As we know, Power Delivery (PD) is a specification for handling power for a range of devices to charge quickly over a USB-C connection. It allows the possibility to negotiate voltage, current, and/or direction of power flow over a USB cable, using a USB Type-C connector. USB Type-C alone can support up to 5 V at 3 A (15 W), while USB Type-C with USB PD supports power levels of up to a maximum of 20 V at 5 A (100 W).
Having power solutions that comply with USB-C PD standards help customers to design safer products that support multiple voltage levels. It reduces the need for multiple AC adapters, resulting in less cabling and much simpler wiring. USB-C PD allows role swapping electronic devices to behave as sink devices or source devices, depending on the scenario. In general, if the source device cannot provide the requested voltage, then it must be able to provide the nearest lower normative voltage. And in the case of a sink device requesting a non-normative voltage, then it must be able to run on the nearest lower normative voltage.
Nowadays, it is possible to find USB-C and PD technology in consumer devices that use higher amounts of power than before, such as laptops, smartphones, drones, automotive infotainment, and even medical devices. For example, Cypress Semiconductor’s EZ-PD CYPD319X (Figure 1) is an automotive qualified (AECQ-100) USB-C controller with USB PD that enables fast charging of portable electronics in vehicles. It complies with the latest USB Type-C and PD standards, but at the same time its firmware upgradeability will help to overcome future compliance and interoperability challenges. The controller is targeted for automotive charger applications, such as rear seat chargers, infotainment head unit chargers, and rear seat entertainment chargers.
Another notable USB PD controller is the STUSB4500 (Figure 2) by STMicroelectronics. The controller addresses any Type-C of sink devices such as printers, camcorders, drones, accessories, and battery powered devices. It can negotiate a PD contract with a source without MCU support (auto-run modeThe STUSB4500 implements a hardcoded algorithm that allows the device to negotiate a PD transaction with a source, according to the power data objects (PDO) profile programmed in the non-volatile memory (NVM). Additionally, the controller allows a system to be powered from an external source directly when in dead battery mode.
USB PD is also furthering the use of battery-based devices that need switchable power sources, safe connectors, and faster charging. Renesas Electronic Corporation recently introduced, the ISL9241 (Figure 3). It is a USB-C™ buck-boost battery charger that supports both narrow voltage direct charging (NVDC) and hybrid power buck-boost (HPBB). The ISL9241’s initial startup state is NVDC, but it can switch to HPBB mode through the system’s controller’s firmware.

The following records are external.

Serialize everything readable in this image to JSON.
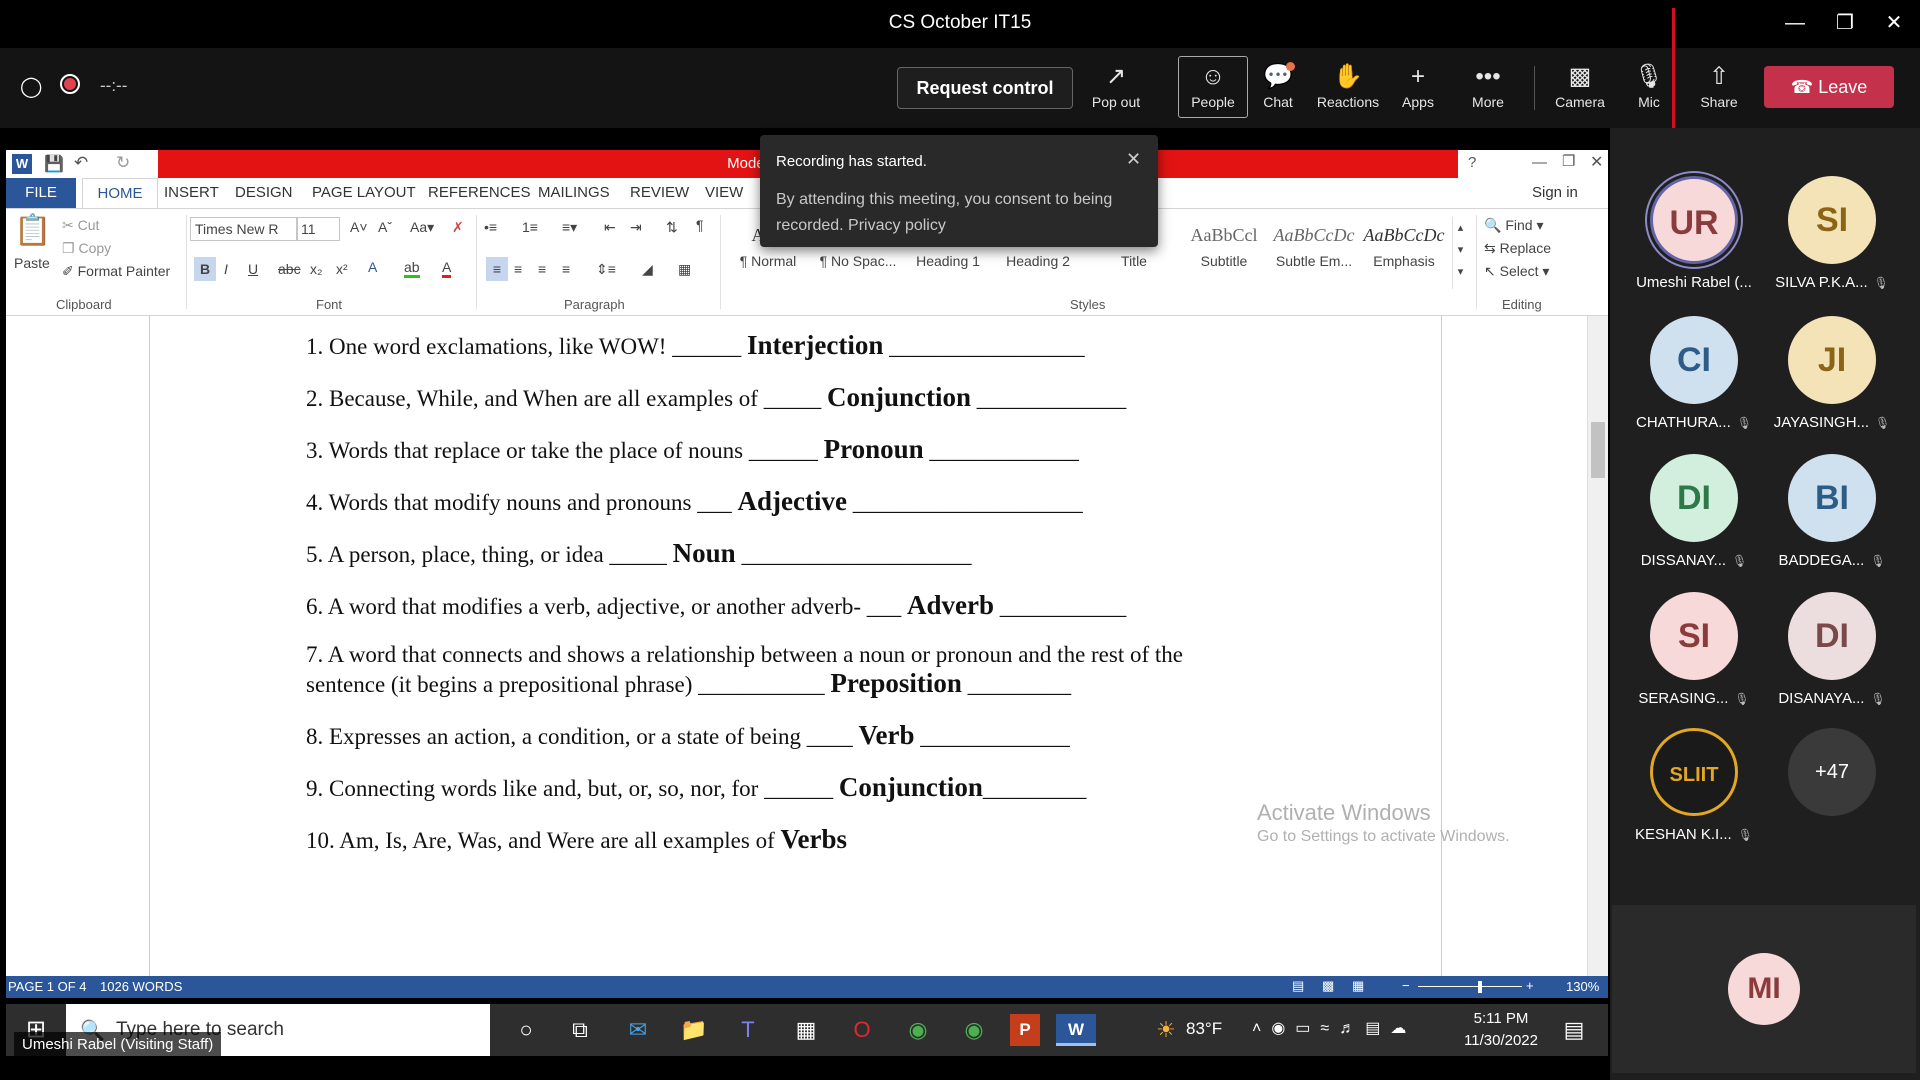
{
  "window": {
    "title": "CS October IT15"
  },
  "controls": {
    "timer": "--:--",
    "request_control": "Request control",
    "pop_out": "Pop out",
    "people": "People",
    "chat": "Chat",
    "reactions": "Reactions",
    "apps": "Apps",
    "more": "More",
    "camera": "Camera",
    "mic": "Mic",
    "share": "Share",
    "leave": "Leave"
  },
  "word": {
    "title": "Model Paper - Answer K",
    "tabs": [
      "FILE",
      "HOME",
      "INSERT",
      "DESIGN",
      "PAGE LAYOUT",
      "REFERENCES",
      "MAILINGS",
      "REVIEW",
      "VIEW"
    ],
    "sign_in": "Sign in",
    "clipboard": {
      "paste": "Paste",
      "cut": "Cut",
      "copy": "Copy",
      "format_painter": "Format Painter",
      "label": "Clipboard"
    },
    "font": {
      "name": "Times New R",
      "size": "11",
      "label": "Font"
    },
    "paragraph_label": "Paragraph",
    "styles": [
      {
        "preview": "AaB",
        "name": "¶ Normal"
      },
      {
        "preview": "",
        "name": "¶ No Spac..."
      },
      {
        "preview": "",
        "name": "Heading 1"
      },
      {
        "preview": "",
        "name": "Heading 2"
      },
      {
        "preview": "",
        "name": "Title"
      },
      {
        "preview": "AaBbCcl",
        "name": "Subtitle"
      },
      {
        "preview": "AaBbCcDc",
        "name": "Subtle Em..."
      },
      {
        "preview": "AaBbCcDc",
        "name": "Emphasis"
      }
    ],
    "styles_label": "Styles",
    "editing": {
      "find": "Find",
      "replace": "Replace",
      "select": "Select",
      "label": "Editing"
    },
    "questions": [
      {
        "prefix": "1. One word exclamations, like WOW! ______ ",
        "answer": "Interjection",
        "suffix": " _________________"
      },
      {
        "prefix": "2. Because, While, and When are all examples of _____ ",
        "answer": "Conjunction",
        "suffix": " _____________"
      },
      {
        "prefix": "3. Words that replace or take the place of nouns ______ ",
        "answer": "Pronoun",
        "suffix": " _____________"
      },
      {
        "prefix": "4. Words that modify nouns and pronouns ___ ",
        "answer": "Adjective",
        "suffix": " ____________________"
      },
      {
        "prefix": "5. A person, place, thing, or idea _____ ",
        "answer": "Noun",
        "suffix": " ____________________"
      },
      {
        "prefix": "6. A word that modifies a verb, adjective, or another adverb- ___ ",
        "answer": "Adverb",
        "suffix": " ___________"
      },
      {
        "prefix": "7. A word that connects and shows a relationship between a noun or pronoun and the rest of the",
        "answer": "",
        "suffix": ""
      },
      {
        "prefix": "sentence (it begins a prepositional phrase) ___________ ",
        "answer": "Preposition",
        "suffix": " _________"
      },
      {
        "prefix": "8. Expresses an action, a condition, or a state of being ____ ",
        "answer": "Verb",
        "suffix": " _____________"
      },
      {
        "prefix": "9. Connecting words like and, but, or, so, nor, for ______ ",
        "answer": "Conjunction",
        "suffix": "_________"
      },
      {
        "prefix": "10. Am, Is, Are, Was, and Were are all examples of      ",
        "answer": "Verbs",
        "suffix": ""
      }
    ],
    "status": {
      "page": "PAGE 1 OF 4",
      "words": "1026 WORDS",
      "zoom": "130%"
    },
    "activate_title": "Activate Windows",
    "activate_sub": "Go to Settings to activate Windows."
  },
  "toast": {
    "title": "Recording has started.",
    "body": "By attending this meeting, you consent to being recorded. Privacy policy"
  },
  "taskbar": {
    "search_placeholder": "Type here to search",
    "weather": "83°F",
    "time": "5:11 PM",
    "date": "11/30/2022",
    "presenter_tag": "Umeshi Rabel (Visiting Staff)"
  },
  "participants": [
    {
      "initials": "UR",
      "name": "Umeshi Rabel (...",
      "bg": "#f7d9d9",
      "fg": "#8a3b3b",
      "muted": false
    },
    {
      "initials": "SI",
      "name": "SILVA P.K.A...",
      "bg": "#f5e3b8",
      "fg": "#8a6515",
      "muted": true
    },
    {
      "initials": "CI",
      "name": "CHATHURA...",
      "bg": "#cfe0ee",
      "fg": "#2d5d86",
      "muted": true
    },
    {
      "initials": "JI",
      "name": "JAYASINGH...",
      "bg": "#f5e3b8",
      "fg": "#8a6515",
      "muted": true
    },
    {
      "initials": "DI",
      "name": "DISSANAY...",
      "bg": "#d2eedd",
      "fg": "#2c7a4a",
      "muted": true
    },
    {
      "initials": "BI",
      "name": "BADDEGA...",
      "bg": "#cfe0ee",
      "fg": "#2d5d86",
      "muted": true
    },
    {
      "initials": "SI",
      "name": "SERASING...",
      "bg": "#f7d9d9",
      "fg": "#8a3b3b",
      "muted": true
    },
    {
      "initials": "DI",
      "name": "DISANAYA...",
      "bg": "#ecdede",
      "fg": "#7a4a4a",
      "muted": true
    },
    {
      "initials": "SLIIT",
      "name": "KESHAN K.I...",
      "bg": "#1a1a1a",
      "fg": "#e2a724",
      "muted": true
    },
    {
      "initials": "+47",
      "name": "",
      "bg": "#3a3a3a",
      "fg": "#ffffff",
      "muted": false
    }
  ],
  "self": {
    "initials": "MI"
  },
  "colors": {
    "leave": "#c4314b",
    "word_blue": "#2b579a",
    "recording_red": "#e31313"
  }
}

This battery charger has been designed to support USB-C power applications across the full voltage range (5 V to 20 V) such as notebooks, ultrabooks, tablets, and power banks. It also provides 5 V to 20 V reverse buck, boost, or buck-boost operation to the adapter port allowing configurations to support USB-C PD output for fast charging programmable power supply (PPS) ports. But for a complete USB-C PD3.0 and efficient battery charger solution, the ISL9241 can be combined with other USB PD controllers and voltage regulators.
Because USB-C and USB PD have so much potential, we will soon see more applications adopting these technologies as semiconductor designers develop higher power applications through the development of new products, reference designs, and evaluation kits.